ABOUT THIS TASK -
Using the entries below, copy out all lines where "JSON" is found.

DATA PROVIDED -
== Segment start ==
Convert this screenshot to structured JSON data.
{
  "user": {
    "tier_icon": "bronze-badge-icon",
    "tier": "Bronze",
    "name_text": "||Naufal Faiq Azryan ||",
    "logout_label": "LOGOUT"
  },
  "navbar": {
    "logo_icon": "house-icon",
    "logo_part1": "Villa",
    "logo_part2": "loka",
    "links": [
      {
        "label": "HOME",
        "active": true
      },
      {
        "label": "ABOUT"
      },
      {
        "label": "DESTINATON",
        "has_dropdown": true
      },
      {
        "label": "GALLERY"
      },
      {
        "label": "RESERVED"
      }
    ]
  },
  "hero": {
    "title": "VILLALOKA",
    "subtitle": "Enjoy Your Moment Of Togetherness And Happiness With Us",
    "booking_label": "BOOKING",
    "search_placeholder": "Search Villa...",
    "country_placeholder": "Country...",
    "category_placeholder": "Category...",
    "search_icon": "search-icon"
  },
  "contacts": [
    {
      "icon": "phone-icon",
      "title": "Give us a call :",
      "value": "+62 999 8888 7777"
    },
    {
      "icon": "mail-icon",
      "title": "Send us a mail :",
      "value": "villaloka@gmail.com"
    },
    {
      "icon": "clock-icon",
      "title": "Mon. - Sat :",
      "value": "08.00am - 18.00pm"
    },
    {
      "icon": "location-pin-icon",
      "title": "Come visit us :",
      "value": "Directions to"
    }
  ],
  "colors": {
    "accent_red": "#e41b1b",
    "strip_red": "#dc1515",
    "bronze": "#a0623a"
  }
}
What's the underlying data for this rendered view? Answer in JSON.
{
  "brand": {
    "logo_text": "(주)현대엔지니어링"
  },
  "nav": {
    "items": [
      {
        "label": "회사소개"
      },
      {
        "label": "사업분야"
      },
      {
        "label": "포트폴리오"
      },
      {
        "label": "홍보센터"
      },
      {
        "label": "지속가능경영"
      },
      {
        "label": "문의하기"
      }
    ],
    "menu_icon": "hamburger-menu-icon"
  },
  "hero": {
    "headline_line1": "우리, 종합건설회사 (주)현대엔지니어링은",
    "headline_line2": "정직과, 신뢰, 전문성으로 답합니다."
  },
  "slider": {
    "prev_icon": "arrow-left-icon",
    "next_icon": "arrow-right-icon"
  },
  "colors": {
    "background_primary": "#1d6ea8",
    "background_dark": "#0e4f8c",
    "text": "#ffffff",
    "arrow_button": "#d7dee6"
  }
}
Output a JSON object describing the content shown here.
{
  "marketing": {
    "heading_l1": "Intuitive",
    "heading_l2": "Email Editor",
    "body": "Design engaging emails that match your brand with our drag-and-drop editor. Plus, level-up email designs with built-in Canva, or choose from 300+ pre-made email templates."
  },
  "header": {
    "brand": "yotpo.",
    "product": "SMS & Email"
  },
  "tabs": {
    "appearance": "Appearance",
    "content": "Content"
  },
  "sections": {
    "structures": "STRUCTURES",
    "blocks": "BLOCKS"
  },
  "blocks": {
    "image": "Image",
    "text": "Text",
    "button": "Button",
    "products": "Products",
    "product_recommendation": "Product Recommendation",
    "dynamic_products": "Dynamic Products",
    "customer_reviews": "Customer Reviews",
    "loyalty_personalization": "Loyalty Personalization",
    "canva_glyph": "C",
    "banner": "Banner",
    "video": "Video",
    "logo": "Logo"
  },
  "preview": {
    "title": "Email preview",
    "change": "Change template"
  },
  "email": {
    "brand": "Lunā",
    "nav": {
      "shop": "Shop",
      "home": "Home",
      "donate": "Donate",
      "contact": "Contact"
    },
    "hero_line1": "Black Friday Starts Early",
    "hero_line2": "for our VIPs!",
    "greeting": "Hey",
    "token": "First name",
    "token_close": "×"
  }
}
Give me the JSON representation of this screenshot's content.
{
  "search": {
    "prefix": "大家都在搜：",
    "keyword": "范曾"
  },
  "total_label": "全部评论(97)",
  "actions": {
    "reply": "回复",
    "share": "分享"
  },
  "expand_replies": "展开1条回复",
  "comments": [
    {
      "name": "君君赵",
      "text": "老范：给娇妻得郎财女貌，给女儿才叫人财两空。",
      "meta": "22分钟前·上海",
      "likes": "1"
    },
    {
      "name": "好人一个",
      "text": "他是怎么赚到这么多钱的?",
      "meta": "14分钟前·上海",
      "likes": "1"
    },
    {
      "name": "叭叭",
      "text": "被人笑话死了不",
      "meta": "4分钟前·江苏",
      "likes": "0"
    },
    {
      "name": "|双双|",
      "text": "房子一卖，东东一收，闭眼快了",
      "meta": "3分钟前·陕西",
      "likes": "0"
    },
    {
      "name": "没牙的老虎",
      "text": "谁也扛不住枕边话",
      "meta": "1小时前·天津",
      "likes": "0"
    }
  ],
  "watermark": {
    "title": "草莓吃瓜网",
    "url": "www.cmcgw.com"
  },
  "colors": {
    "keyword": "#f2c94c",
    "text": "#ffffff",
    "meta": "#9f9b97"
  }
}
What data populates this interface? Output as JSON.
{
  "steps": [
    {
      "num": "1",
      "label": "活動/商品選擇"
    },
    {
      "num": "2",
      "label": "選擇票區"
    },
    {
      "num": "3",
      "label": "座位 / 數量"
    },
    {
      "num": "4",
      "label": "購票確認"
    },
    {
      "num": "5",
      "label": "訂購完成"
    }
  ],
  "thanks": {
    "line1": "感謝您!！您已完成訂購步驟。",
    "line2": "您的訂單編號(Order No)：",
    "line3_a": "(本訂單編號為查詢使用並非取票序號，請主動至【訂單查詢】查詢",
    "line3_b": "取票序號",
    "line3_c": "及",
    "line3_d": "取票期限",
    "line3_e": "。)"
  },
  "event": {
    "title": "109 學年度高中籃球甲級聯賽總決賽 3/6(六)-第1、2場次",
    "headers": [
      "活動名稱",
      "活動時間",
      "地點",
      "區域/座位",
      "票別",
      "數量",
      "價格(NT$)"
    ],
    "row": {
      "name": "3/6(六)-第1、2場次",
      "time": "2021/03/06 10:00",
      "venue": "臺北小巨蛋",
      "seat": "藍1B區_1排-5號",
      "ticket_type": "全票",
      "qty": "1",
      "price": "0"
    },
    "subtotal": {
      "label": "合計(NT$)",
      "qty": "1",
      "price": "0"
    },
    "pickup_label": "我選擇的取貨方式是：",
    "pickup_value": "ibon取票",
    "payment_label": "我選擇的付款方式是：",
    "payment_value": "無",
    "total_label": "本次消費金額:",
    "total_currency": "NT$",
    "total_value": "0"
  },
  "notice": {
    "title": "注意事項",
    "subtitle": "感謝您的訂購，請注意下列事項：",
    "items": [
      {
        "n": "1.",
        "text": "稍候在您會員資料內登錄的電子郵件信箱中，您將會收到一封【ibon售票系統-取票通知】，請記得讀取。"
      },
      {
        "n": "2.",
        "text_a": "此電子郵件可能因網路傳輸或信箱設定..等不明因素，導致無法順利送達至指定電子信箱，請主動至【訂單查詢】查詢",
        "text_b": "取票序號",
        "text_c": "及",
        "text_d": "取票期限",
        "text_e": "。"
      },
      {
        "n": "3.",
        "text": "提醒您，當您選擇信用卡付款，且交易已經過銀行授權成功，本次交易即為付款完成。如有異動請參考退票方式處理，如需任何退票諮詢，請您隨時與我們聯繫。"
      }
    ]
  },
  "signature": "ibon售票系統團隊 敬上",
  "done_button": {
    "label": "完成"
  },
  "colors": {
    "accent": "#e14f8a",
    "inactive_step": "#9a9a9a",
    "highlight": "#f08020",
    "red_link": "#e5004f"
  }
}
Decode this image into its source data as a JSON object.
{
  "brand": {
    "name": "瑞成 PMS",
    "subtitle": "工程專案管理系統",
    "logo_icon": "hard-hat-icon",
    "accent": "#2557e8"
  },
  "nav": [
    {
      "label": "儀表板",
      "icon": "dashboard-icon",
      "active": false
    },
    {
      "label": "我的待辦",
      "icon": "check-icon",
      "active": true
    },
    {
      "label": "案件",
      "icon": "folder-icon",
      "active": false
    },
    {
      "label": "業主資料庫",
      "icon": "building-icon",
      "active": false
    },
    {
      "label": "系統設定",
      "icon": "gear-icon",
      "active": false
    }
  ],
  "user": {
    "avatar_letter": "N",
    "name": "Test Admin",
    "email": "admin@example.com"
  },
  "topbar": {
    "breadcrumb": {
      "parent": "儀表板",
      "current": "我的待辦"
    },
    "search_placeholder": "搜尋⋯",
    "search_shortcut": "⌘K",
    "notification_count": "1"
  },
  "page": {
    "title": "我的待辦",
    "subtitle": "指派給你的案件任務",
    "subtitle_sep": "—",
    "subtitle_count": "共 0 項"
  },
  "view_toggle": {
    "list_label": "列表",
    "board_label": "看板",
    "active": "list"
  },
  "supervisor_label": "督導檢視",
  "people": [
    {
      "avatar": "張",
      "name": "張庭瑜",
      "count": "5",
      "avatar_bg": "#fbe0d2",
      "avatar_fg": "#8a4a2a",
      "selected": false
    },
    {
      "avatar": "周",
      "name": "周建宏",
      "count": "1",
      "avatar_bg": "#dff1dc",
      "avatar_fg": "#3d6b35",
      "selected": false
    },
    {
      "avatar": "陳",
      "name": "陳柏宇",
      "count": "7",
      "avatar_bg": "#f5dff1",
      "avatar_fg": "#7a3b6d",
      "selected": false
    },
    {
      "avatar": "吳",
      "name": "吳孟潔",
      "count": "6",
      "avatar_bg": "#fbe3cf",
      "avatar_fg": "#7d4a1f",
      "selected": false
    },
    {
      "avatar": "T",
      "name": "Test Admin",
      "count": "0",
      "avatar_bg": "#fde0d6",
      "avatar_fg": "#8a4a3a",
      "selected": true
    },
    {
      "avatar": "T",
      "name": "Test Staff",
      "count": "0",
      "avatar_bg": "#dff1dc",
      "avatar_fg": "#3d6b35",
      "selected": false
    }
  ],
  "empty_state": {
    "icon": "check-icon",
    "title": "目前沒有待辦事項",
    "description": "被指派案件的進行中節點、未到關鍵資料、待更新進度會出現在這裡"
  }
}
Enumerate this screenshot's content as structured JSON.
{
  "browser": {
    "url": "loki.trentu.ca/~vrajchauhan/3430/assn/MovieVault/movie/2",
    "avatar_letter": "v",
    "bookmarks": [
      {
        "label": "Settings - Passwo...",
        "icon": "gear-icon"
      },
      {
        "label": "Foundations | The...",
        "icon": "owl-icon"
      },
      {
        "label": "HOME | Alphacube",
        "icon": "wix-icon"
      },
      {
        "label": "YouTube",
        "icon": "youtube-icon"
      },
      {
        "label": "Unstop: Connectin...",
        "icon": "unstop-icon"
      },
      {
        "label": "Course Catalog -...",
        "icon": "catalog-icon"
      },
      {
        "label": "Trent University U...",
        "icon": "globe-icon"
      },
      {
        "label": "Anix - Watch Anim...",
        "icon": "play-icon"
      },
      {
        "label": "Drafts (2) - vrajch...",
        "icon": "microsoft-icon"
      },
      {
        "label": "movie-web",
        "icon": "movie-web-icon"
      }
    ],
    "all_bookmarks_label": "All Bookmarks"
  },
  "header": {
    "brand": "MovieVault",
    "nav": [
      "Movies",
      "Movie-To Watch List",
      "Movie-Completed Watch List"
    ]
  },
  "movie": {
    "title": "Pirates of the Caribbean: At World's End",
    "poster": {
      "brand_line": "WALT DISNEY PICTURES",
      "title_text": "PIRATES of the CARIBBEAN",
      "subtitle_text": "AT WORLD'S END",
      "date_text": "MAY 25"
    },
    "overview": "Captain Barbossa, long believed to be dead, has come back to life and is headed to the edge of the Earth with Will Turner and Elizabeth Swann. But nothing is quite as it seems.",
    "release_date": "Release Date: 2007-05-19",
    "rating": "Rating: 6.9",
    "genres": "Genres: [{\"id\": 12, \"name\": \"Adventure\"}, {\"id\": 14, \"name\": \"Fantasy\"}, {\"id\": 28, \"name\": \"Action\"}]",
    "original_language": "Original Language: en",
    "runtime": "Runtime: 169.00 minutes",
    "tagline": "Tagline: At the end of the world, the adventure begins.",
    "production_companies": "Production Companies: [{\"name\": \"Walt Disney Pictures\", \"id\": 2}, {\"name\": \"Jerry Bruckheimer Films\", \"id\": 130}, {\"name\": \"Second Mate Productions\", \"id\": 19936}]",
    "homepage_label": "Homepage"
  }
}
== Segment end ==
WRITTEN RESPONSE -
Convert this screenshot to structured JSON data.
What's the underlying data for this rendered view? Answer in JSON.
Output a JSON object describing the content shown here.
Give me the JSON representation of this screenshot's content.
What data populates this interface? Output as JSON.
Decode this image into its source data as a JSON object.
Enumerate this screenshot's content as structured JSON.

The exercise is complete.